What is it? This tool also draws on the World Bank’s Problem-driven political economy analysis, with additional insights from tools already being used by WaterAid and other NGOs for analysing micro-level issues. Its aim is to increase our understanding of the politics and relationships which govern how change happens within specific issues, and to help to sharpen the tactics we use to bring about change.
When would you use it? The tool could be used in response to the emergence of specific challenges or opportunities (for example the introduction of a new piece of legislation), or when designing/reviewing individual projects or interventions. It complements the Strategic PEA tools, and could draw from previous analysis at these higher levels. It could also be used after ‘Everyday PEA’ has demonstrated the need for more detailed analysis of a specific issue.
What is it? This tool has been replicated from the Developmental Leadership Program (University of Birmingham). It is a ‘stripped-back political analysis framework’, and aims to help frontline staff understand the changing political context and make politically informed decisions on a day-to-day basis. The tool provides a condensed checklist to help conduct a quick political analysis and make this an accessible part of ordinary business practice.
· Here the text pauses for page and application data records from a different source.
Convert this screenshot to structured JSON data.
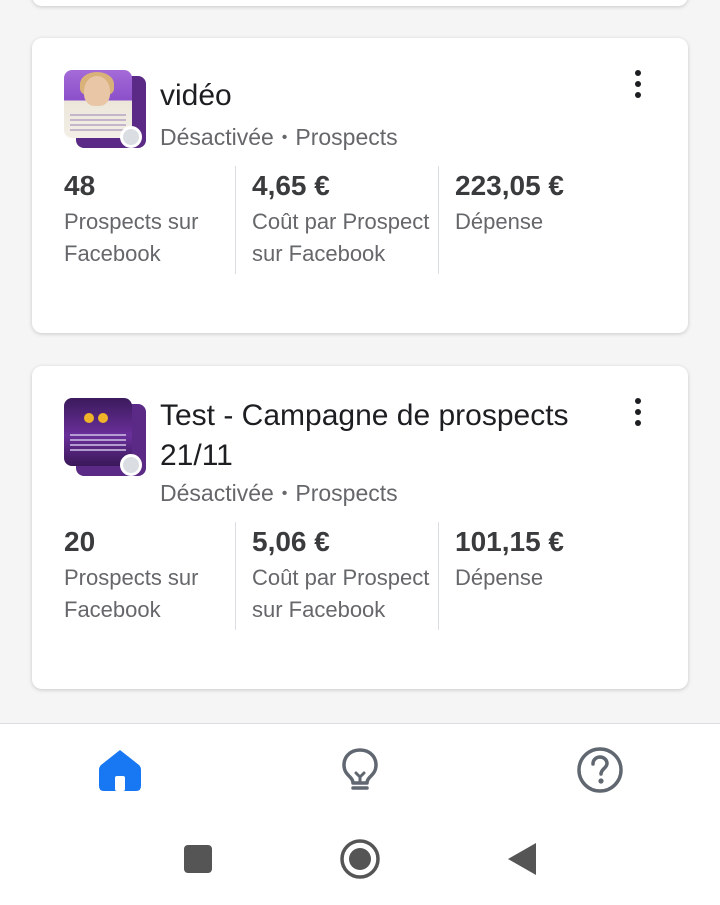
{
  "campaigns": [
    {
      "title": "vidéo",
      "status": "Désactivée",
      "objective": "Prospects",
      "separator": "•",
      "metrics": [
        {
          "value": "48",
          "label": "Prospects sur Facebook"
        },
        {
          "value": "4,65 €",
          "label": "Coût par Prospect sur Facebook"
        },
        {
          "value": "223,05 €",
          "label": "Dépense"
        }
      ]
    },
    {
      "title": "Test - Campagne de prospects 21/11",
      "status": "Désactivée",
      "objective": "Prospects",
      "separator": "•",
      "metrics": [
        {
          "value": "20",
          "label": "Prospects sur Facebook"
        },
        {
          "value": "5,06 €",
          "label": "Coût par Prospect sur Facebook"
        },
        {
          "value": "101,15 €",
          "label": "Dépense"
        }
      ]
    }
  ],
  "bottom_nav": {
    "items": [
      {
        "icon": "home-icon",
        "active": true
      },
      {
        "icon": "lightbulb-icon",
        "active": false
      },
      {
        "icon": "help-icon",
        "active": false
      }
    ]
  },
  "system_nav": [
    "recent-apps-icon",
    "home-circle-icon",
    "back-icon"
  ],
  "colors": {
    "accent": "#1877f2",
    "icon_inactive": "#606770",
    "text_secondary": "#65676b",
    "status_inactive": "#dadde1"
  }
}
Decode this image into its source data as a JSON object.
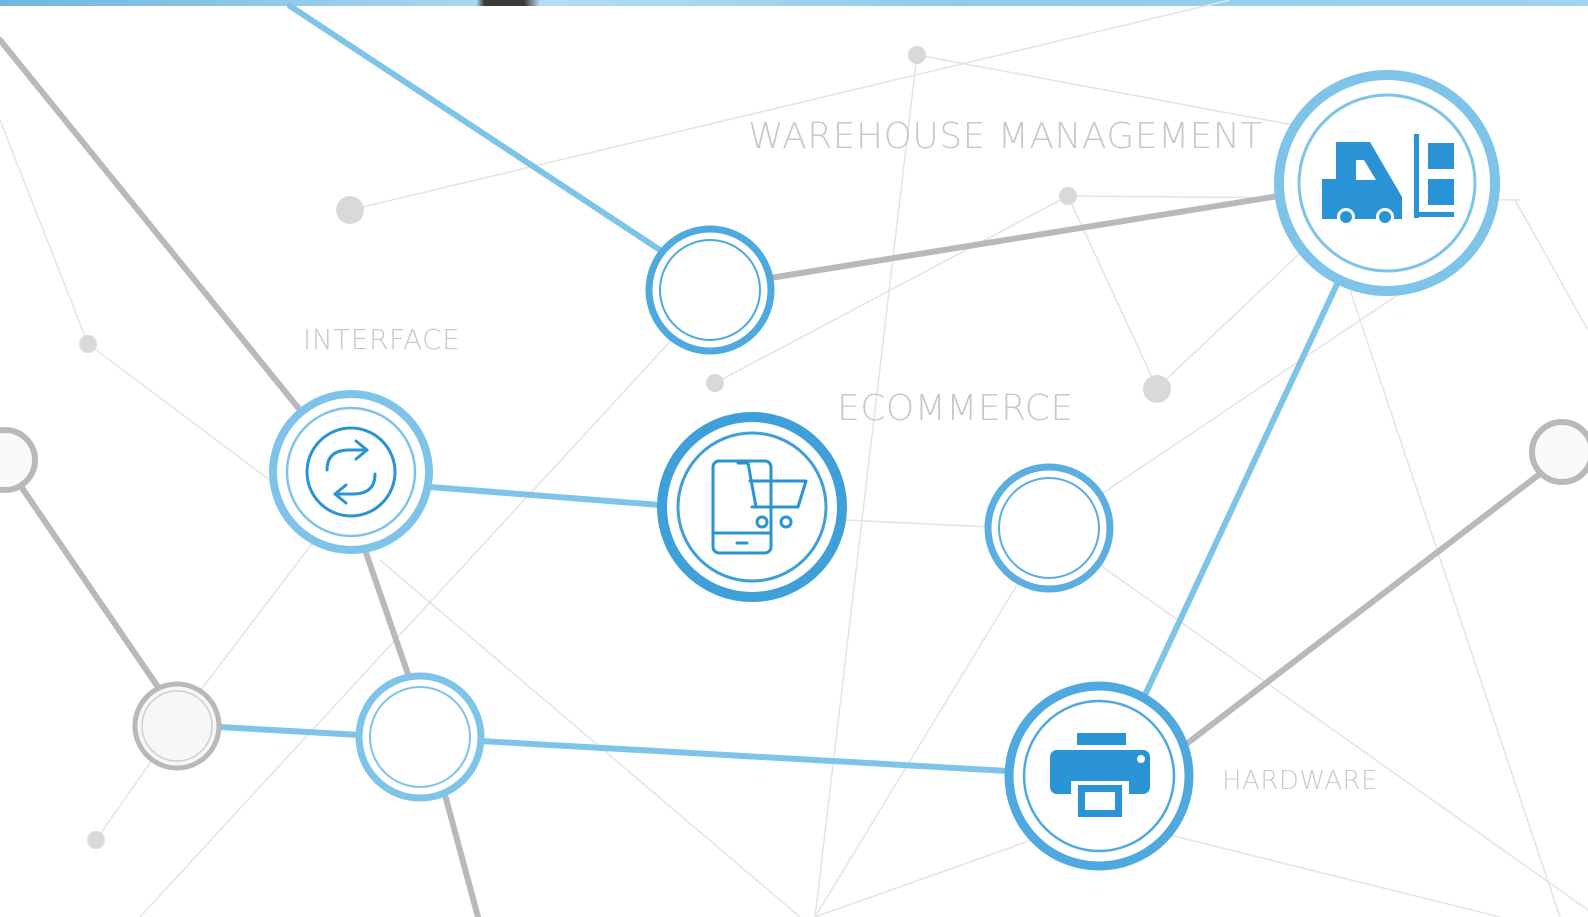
{
  "labels": {
    "warehouse": "WAREHOUSE MANAGEMENT",
    "interface": "INTERFACE",
    "ecommerce": "ECOMMERCE",
    "hardware": "HARDWARE"
  },
  "icons": {
    "warehouse": "forklift-icon",
    "interface": "sync-arrows-icon",
    "ecommerce": "mobile-shopping-cart-icon",
    "hardware": "printer-icon"
  },
  "colors": {
    "accent_blue": "#2a93d5",
    "light_blue": "#7ec3e8",
    "ring_blue": "#5aaee0",
    "gray_line": "#b9b9bd",
    "faint_line": "#e6e6e8",
    "label_gray": "#c8c8c8"
  }
}
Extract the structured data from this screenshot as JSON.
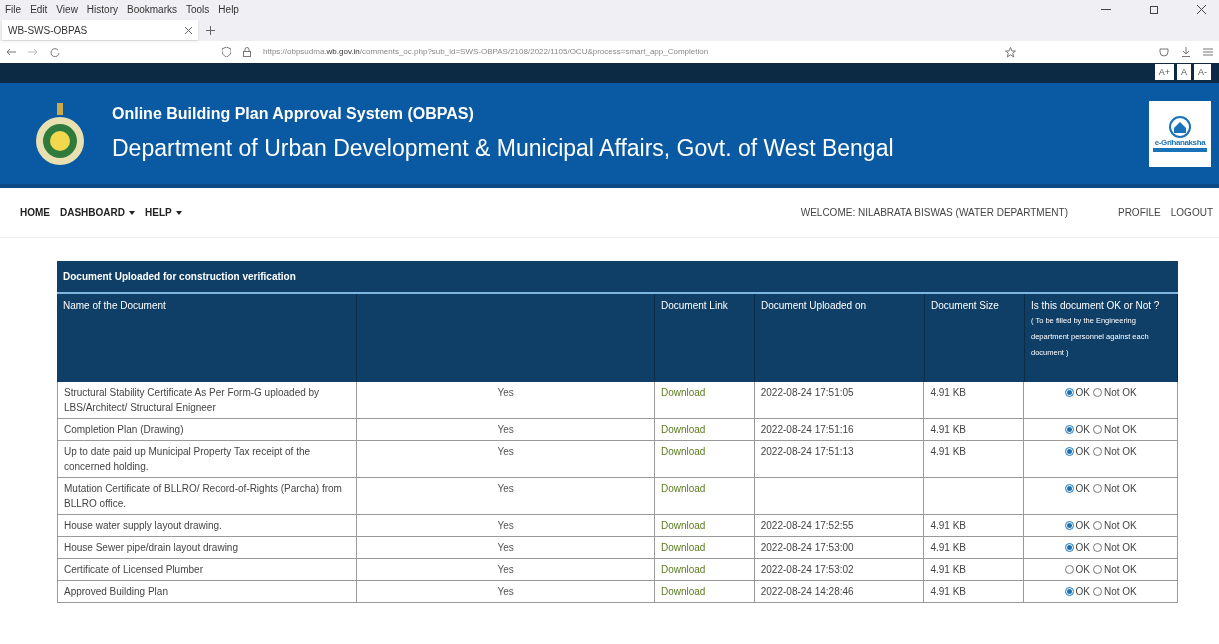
{
  "browser": {
    "menu": [
      "File",
      "Edit",
      "View",
      "History",
      "Bookmarks",
      "Tools",
      "Help"
    ],
    "tabs": [
      {
        "label": "WB-SWS-OBPAS",
        "selected": true
      }
    ],
    "url": "https://obpsudma.**wb.gov.in**/comments_oc.php?sub_id=SWS-OBPAS/2108/2022/1105/OCU&process=smart_app_Completion"
  },
  "font_sizes": [
    "A+",
    "A",
    "A-"
  ],
  "header": {
    "title": "Online Building Plan Approval System (OBPAS)",
    "subtitle": "Department of Urban Development & Municipal Affairs, Govt. of West Bengal",
    "logo_text": "e-Grihanaksha"
  },
  "nav": {
    "left": [
      {
        "label": "HOME",
        "dropdown": false
      },
      {
        "label": "DASHBOARD",
        "dropdown": true
      },
      {
        "label": "HELP",
        "dropdown": true
      }
    ],
    "welcome": "WELCOME: NILABRATA BISWAS (WATER DEPARTMENT)",
    "right": [
      "PROFILE",
      "LOGOUT"
    ]
  },
  "table": {
    "title": "Document Uploaded for construction verification",
    "columns": [
      "Name of the Document",
      "",
      "Document Link",
      "Document Uploaded on",
      "Document Size",
      "Is this document OK or Not ?"
    ],
    "ok_note": "( To be filled by the Engineering department personnel against each document )",
    "rows": [
      {
        "name": "Structural Stability Certificate As Per Form-G uploaded by LBS/Architect/ Structural Enigneer",
        "uploaded": "Yes",
        "link": "Download",
        "date": "2022-08-24 17:51:05",
        "size": "4.91 KB",
        "options": [
          {
            "label": "OK",
            "selected": true
          },
          {
            "label": "Not OK",
            "selected": false
          }
        ]
      },
      {
        "name": "Completion Plan (Drawing)",
        "uploaded": "Yes",
        "link": "Download",
        "date": "2022-08-24 17:51:16",
        "size": "4.91 KB",
        "options": [
          {
            "label": "OK",
            "selected": true
          },
          {
            "label": "Not OK",
            "selected": false
          }
        ]
      },
      {
        "name": "Up to date paid up Municipal Property Tax receipt of the concerned holding.",
        "uploaded": "Yes",
        "link": "Download",
        "date": "2022-08-24 17:51:13",
        "size": "4.91 KB",
        "options": [
          {
            "label": "OK",
            "selected": true
          },
          {
            "label": "Not OK",
            "selected": false
          }
        ]
      },
      {
        "name": "Mutation Certificate of BLLRO/ Record-of-Rights (Parcha) from BLLRO office.",
        "uploaded": "Yes",
        "link": "Download",
        "options": [
          {
            "label": "OK",
            "selected": true
          },
          {
            "label": "Not OK",
            "selected": false
          }
        ]
      },
      {
        "name": "House water supply layout drawing.",
        "uploaded": "Yes",
        "link": "Download",
        "date": "2022-08-24 17:52:55",
        "size": "4.91 KB",
        "options": [
          {
            "label": "OK",
            "selected": true
          },
          {
            "label": "Not OK",
            "selected": false
          }
        ]
      },
      {
        "name": "House Sewer pipe/drain layout drawing",
        "uploaded": "Yes",
        "link": "Download",
        "date": "2022-08-24 17:53:00",
        "size": "4.91 KB",
        "options": [
          {
            "label": "OK",
            "selected": true
          },
          {
            "label": "Not OK",
            "selected": false
          }
        ]
      },
      {
        "name": "Certificate of Licensed Plumber",
        "uploaded": "Yes",
        "link": "Download",
        "date": "2022-08-24 17:53:02",
        "size": "4.91 KB",
        "options": [
          {
            "label": "OK",
            "selected": false
          },
          {
            "label": "Not OK",
            "selected": false
          }
        ]
      },
      {
        "name": "Approved Building Plan",
        "uploaded": "Yes",
        "link": "Download",
        "date": "2022-08-24 14:28:46",
        "size": "4.91 KB",
        "options": [
          {
            "label": "OK",
            "selected": true
          },
          {
            "label": "Not OK",
            "selected": false
          }
        ]
      }
    ]
  }
}
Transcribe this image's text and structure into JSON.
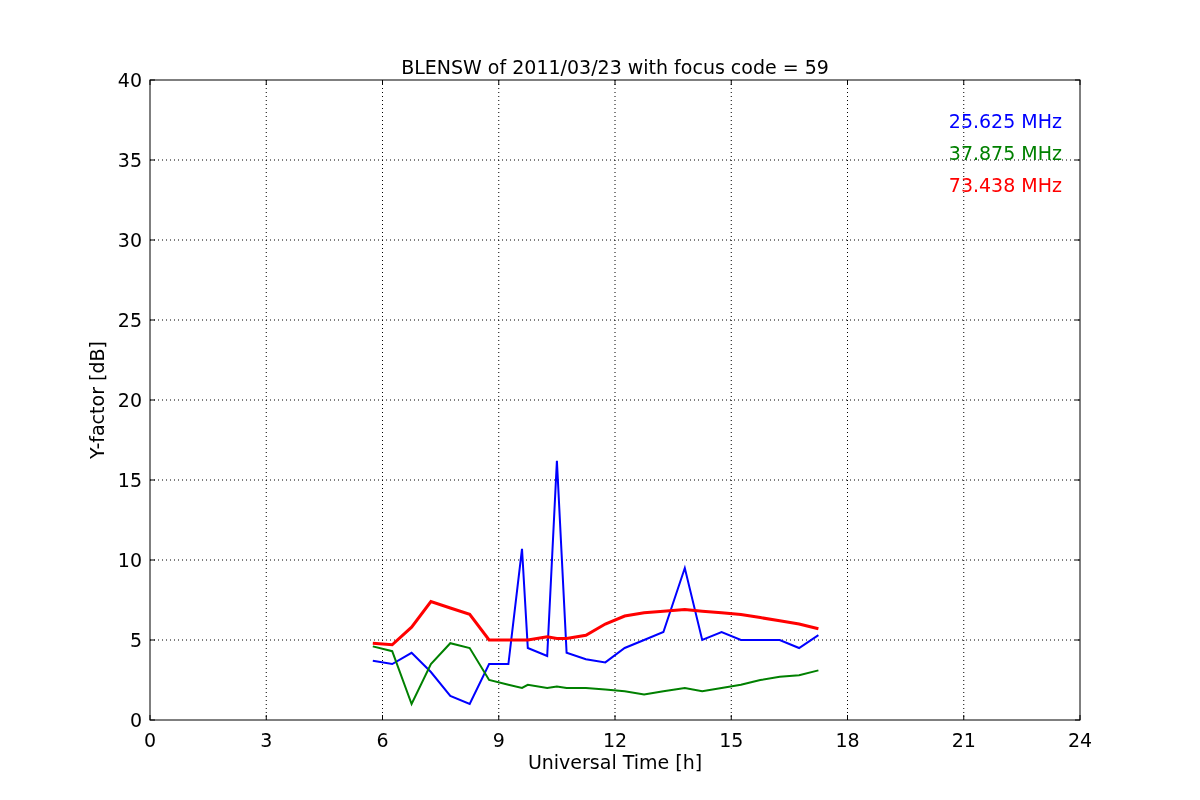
{
  "chart_data": {
    "type": "line",
    "title": "BLENSW of 2011/03/23 with focus code = 59",
    "xlabel": "Universal Time [h]",
    "ylabel": "Y-factor [dB]",
    "x": [
      5.75,
      6.25,
      6.75,
      7.25,
      7.75,
      8.25,
      8.75,
      9.25,
      9.6,
      9.75,
      10.25,
      10.5,
      10.75,
      11.25,
      11.75,
      12.25,
      12.75,
      13.25,
      13.8,
      14.25,
      14.75,
      15.25,
      15.75,
      16.25,
      16.75,
      17.25
    ],
    "series": [
      {
        "name": "25.625 MHz",
        "color": "#0000ff",
        "values": [
          3.7,
          3.5,
          4.2,
          3.0,
          1.5,
          1.0,
          3.5,
          3.5,
          10.7,
          4.5,
          4.0,
          16.2,
          4.2,
          3.8,
          3.6,
          4.5,
          5.0,
          5.5,
          9.5,
          5.0,
          5.5,
          5.0,
          5.0,
          5.0,
          4.5,
          5.3
        ]
      },
      {
        "name": "37.875 MHz",
        "color": "#008000",
        "values": [
          4.6,
          4.3,
          1.0,
          3.5,
          4.8,
          4.5,
          2.5,
          2.2,
          2.0,
          2.2,
          2.0,
          2.1,
          2.0,
          2.0,
          1.9,
          1.8,
          1.6,
          1.8,
          2.0,
          1.8,
          2.0,
          2.2,
          2.5,
          2.7,
          2.8,
          3.1
        ]
      },
      {
        "name": "73.438 MHz",
        "color": "#ff0000",
        "values": [
          4.8,
          4.7,
          5.8,
          7.4,
          7.0,
          6.6,
          5.0,
          5.0,
          5.0,
          5.0,
          5.2,
          5.1,
          5.1,
          5.3,
          6.0,
          6.5,
          6.7,
          6.8,
          6.9,
          6.8,
          6.7,
          6.6,
          6.4,
          6.2,
          6.0,
          5.7
        ]
      }
    ],
    "xlim": [
      0,
      24
    ],
    "ylim": [
      0,
      40
    ],
    "xticks": [
      0,
      3,
      6,
      9,
      12,
      15,
      18,
      21,
      24
    ],
    "yticks": [
      0,
      5,
      10,
      15,
      20,
      25,
      30,
      35,
      40
    ],
    "grid": true
  }
}
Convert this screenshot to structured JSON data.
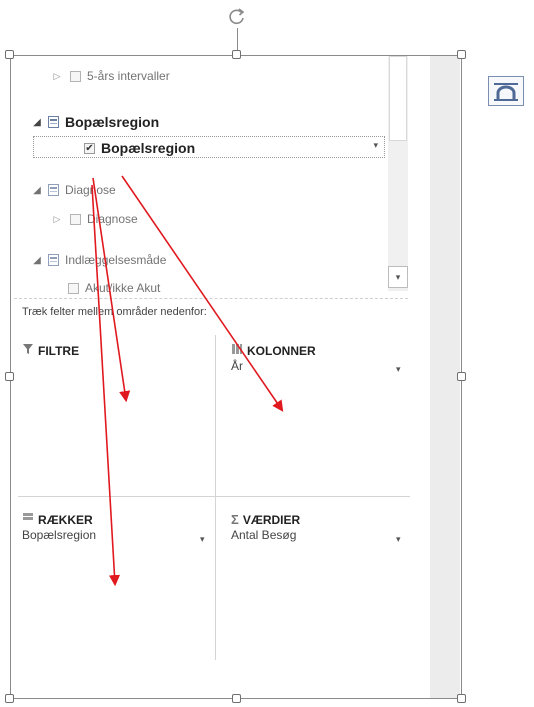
{
  "field_list": {
    "items": [
      {
        "label": "5-års intervaller",
        "level": 1,
        "checked": false,
        "expandable": true
      },
      {
        "label": "Bopælsregion",
        "level": 0,
        "expanded": true,
        "bold": true
      },
      {
        "label": "Bopælsregion",
        "level": 1,
        "checked": true,
        "bold": true,
        "selected": true
      },
      {
        "label": "Diagnose",
        "level": 0,
        "expanded": true
      },
      {
        "label": "Diagnose",
        "level": 1,
        "checked": false,
        "expandable": true
      },
      {
        "label": "Indlæggelsesmåde",
        "level": 0,
        "expanded": true
      },
      {
        "label": "Akut/ikke Akut",
        "level": 1,
        "checked": false
      }
    ]
  },
  "instruction": "Træk felter mellem områder nedenfor:",
  "areas": {
    "filters": {
      "title": "FILTRE",
      "value": ""
    },
    "columns": {
      "title": "KOLONNER",
      "value": "År"
    },
    "rows": {
      "title": "RÆKKER",
      "value": "Bopælsregion"
    },
    "values": {
      "title": "VÆRDIER",
      "value": "Antal Besøg",
      "icon": "Σ"
    }
  },
  "icons": {
    "rotate": "rotate-handle-icon",
    "layout": "wrap-text-layout-icon",
    "expand": "▲",
    "collapse": "▷",
    "dropdown": "▾",
    "check": "✔"
  },
  "colors": {
    "arrow": "#e0191f",
    "frame": "#8a8a8a",
    "accent": "#6a7fa3"
  }
}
When would you use it? To respond to all the small, everyday issues that need evaluating during the course of our normal work (for example the announcement that the health minister is stepping down, or an invitation to join a multi-stakeholder initiative). The tool is designed to be used flexibly; it could be used on your own in your office, or it could be used as the basis for group discussions. You may be able to draw on insights from previous PEA at higher levels. Equally, Everyday PEA may signal the need for more detailed Strategic or Tactical analysis.